“I learned three things when I was running for president,” Bachmann continued.  “First of all, I learned where John Wayne was born. That's very important. And then second, I learned the day that Elvis Presley was born. These are vital issues to our republic.
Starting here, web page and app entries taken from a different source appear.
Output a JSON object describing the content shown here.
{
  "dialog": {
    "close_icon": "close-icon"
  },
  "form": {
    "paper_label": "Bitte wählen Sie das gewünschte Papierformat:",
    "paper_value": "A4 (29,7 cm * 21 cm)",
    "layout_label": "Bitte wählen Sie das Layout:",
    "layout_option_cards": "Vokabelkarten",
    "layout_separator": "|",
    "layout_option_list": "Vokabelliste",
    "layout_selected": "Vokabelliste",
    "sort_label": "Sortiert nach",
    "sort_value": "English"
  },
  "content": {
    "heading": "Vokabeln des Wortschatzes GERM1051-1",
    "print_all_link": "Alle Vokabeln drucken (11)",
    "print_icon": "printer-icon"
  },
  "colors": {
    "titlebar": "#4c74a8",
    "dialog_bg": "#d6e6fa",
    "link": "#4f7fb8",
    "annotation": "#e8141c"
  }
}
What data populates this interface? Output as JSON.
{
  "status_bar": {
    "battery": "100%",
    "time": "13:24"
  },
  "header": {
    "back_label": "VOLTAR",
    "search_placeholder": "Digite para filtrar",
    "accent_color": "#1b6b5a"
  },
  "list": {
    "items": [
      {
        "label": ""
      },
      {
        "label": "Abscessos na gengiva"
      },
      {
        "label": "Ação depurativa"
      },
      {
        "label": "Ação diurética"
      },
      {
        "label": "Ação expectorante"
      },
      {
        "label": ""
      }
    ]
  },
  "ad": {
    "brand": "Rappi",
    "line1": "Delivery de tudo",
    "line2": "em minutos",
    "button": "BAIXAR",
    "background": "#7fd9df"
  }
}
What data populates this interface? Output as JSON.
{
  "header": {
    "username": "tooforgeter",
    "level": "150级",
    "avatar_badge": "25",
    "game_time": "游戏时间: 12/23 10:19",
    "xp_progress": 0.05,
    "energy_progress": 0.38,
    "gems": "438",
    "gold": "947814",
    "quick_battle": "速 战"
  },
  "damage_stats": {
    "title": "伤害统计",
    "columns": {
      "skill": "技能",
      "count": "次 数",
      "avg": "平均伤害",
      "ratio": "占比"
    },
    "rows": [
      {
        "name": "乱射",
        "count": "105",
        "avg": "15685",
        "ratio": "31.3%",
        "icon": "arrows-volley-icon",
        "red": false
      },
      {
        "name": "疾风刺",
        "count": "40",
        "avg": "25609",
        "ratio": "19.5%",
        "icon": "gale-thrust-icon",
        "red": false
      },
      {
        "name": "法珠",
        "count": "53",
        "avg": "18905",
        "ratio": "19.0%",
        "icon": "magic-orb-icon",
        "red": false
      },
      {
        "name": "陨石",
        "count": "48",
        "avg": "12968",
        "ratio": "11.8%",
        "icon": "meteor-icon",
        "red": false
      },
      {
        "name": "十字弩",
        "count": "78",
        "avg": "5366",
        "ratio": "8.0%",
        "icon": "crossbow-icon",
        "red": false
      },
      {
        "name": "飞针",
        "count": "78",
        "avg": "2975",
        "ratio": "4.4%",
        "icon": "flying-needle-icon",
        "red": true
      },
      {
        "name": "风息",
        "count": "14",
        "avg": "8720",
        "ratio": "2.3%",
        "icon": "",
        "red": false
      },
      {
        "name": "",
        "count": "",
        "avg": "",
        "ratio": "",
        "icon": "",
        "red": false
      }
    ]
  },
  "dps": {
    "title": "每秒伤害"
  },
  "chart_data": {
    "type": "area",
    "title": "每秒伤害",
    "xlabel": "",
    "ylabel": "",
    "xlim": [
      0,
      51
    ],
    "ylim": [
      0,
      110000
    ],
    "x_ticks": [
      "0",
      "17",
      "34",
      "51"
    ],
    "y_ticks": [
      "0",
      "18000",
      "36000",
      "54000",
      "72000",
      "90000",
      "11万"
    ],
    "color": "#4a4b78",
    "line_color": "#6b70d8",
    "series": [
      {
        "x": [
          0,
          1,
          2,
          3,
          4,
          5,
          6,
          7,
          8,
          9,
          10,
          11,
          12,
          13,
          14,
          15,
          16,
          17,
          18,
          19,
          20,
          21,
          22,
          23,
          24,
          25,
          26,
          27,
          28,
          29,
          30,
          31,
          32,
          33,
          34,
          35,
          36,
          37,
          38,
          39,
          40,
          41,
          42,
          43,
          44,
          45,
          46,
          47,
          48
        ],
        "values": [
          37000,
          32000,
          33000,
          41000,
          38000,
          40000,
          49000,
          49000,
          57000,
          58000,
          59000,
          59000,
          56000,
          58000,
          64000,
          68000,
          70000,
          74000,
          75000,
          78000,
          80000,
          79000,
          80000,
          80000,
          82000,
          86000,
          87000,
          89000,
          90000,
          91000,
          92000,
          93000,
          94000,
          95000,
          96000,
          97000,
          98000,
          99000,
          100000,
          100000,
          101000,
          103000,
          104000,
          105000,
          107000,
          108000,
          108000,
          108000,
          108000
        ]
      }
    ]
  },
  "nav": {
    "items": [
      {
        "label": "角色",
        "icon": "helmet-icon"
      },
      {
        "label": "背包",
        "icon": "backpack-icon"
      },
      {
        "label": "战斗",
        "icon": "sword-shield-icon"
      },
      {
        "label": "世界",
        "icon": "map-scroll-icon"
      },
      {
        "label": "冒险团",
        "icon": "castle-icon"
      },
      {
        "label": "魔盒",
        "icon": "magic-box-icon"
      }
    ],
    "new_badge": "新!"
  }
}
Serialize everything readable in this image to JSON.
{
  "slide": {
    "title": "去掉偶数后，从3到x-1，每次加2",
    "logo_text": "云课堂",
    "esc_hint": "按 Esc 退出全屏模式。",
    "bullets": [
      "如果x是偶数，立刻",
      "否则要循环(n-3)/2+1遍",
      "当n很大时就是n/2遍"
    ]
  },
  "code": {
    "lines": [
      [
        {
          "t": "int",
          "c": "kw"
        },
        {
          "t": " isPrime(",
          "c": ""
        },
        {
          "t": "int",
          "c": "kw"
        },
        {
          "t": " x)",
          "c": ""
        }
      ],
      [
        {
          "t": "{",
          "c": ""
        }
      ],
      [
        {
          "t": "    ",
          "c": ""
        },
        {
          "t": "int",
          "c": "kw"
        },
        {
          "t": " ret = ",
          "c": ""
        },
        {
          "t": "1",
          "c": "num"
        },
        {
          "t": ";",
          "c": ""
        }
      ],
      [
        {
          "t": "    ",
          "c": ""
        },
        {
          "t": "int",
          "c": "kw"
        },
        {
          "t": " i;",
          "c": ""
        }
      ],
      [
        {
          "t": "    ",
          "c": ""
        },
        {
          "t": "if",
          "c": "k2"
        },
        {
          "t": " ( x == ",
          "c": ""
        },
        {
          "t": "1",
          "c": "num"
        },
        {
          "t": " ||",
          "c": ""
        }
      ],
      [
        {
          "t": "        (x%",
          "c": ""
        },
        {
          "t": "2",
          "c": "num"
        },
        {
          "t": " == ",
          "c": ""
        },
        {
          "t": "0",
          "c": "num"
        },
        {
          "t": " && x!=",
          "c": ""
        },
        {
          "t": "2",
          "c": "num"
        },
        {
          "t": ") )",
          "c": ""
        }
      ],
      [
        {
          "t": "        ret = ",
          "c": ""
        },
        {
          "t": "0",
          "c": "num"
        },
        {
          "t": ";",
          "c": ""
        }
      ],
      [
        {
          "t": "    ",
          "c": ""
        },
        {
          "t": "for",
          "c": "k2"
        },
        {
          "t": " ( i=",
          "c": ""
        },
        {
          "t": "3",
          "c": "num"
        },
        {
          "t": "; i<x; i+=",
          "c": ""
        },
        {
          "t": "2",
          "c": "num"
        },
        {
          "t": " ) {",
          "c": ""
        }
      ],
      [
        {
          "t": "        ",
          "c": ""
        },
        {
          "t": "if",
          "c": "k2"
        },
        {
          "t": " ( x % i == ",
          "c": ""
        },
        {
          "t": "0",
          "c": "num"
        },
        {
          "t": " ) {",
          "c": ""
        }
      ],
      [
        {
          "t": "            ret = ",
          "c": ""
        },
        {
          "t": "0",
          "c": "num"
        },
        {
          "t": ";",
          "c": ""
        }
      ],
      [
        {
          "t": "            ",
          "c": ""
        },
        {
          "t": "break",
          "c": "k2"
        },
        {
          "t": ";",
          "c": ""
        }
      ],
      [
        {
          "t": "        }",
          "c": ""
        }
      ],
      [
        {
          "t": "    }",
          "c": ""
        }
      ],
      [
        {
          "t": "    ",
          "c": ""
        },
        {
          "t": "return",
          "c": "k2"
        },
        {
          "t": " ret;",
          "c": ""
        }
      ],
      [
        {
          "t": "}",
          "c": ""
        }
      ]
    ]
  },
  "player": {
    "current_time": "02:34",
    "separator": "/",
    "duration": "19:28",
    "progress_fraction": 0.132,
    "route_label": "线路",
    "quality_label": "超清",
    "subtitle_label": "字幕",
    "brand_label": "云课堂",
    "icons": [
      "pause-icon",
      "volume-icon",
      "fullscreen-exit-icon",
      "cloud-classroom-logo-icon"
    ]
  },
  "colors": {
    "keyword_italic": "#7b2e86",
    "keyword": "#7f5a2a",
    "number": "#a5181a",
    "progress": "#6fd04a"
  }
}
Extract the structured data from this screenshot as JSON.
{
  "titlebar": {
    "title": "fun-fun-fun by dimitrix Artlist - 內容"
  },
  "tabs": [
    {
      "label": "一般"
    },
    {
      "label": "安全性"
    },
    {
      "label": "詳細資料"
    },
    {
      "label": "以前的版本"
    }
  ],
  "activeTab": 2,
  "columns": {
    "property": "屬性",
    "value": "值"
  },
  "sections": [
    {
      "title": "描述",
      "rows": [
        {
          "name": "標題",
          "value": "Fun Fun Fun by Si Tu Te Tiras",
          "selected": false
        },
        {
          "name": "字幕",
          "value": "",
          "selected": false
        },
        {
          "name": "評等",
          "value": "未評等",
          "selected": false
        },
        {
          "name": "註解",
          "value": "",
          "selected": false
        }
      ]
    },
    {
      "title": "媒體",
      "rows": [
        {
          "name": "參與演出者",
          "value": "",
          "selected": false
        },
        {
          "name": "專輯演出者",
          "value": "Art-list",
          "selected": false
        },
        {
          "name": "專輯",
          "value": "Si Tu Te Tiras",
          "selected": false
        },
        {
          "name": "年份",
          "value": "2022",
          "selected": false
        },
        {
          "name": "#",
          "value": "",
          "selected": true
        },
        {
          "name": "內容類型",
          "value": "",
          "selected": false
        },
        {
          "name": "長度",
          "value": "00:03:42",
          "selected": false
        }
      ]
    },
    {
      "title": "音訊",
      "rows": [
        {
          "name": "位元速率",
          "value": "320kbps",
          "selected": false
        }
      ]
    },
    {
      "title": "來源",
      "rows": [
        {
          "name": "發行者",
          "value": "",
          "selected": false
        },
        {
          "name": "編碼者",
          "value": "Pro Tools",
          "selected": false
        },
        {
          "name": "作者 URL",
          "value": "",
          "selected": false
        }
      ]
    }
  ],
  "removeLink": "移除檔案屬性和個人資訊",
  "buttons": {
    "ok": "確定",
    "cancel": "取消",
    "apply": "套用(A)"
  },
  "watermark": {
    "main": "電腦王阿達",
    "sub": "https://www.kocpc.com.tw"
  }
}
And third I learned, never forget the three things that you learned.”

The first two things she learned were facts she famously got wrong along the way -- the third thing, of course, is a reference to what Texas Gov. Rick Perry forgot during a CNBC debate in Michigan last November.

But Bachmann did not seem to have forgotten many of the themes that undergirded the last few months of her presidential run, which were marked by daily attacks on President Obama’s foreign policy.

“Without a shadow of a doubt he world is a better off without bin Laden and without Gadhafi," Bachmann said, before adding: "These are tactical successes that don't begin to compare with the mess Barack Obama has made of the Middle East.”

Reviving a major theme of her candidacy, Bachmann attacked President Obama for the events of the Arab Spring, arguing that Obama should have defended Egyptian president Hosni Mubarak against the movement.

“Obama failed to stand by Mubarak,” Bachmann said, “and that helped fuel the revolution in Egypt, and it led to a regime that was based on Sharia Law, with 72 percent of the seats in the lower house in Egypt now occupied by the Brotherhood.”

Turning to another theme Bachmann hit often on the trail, she hit Obama for the pullout of U.S. troops from Iraq, and the planned drawdown in Afghanistan.

“Only Obama could snatch defeat from the jaws of victory and call it success,” Bachmann said.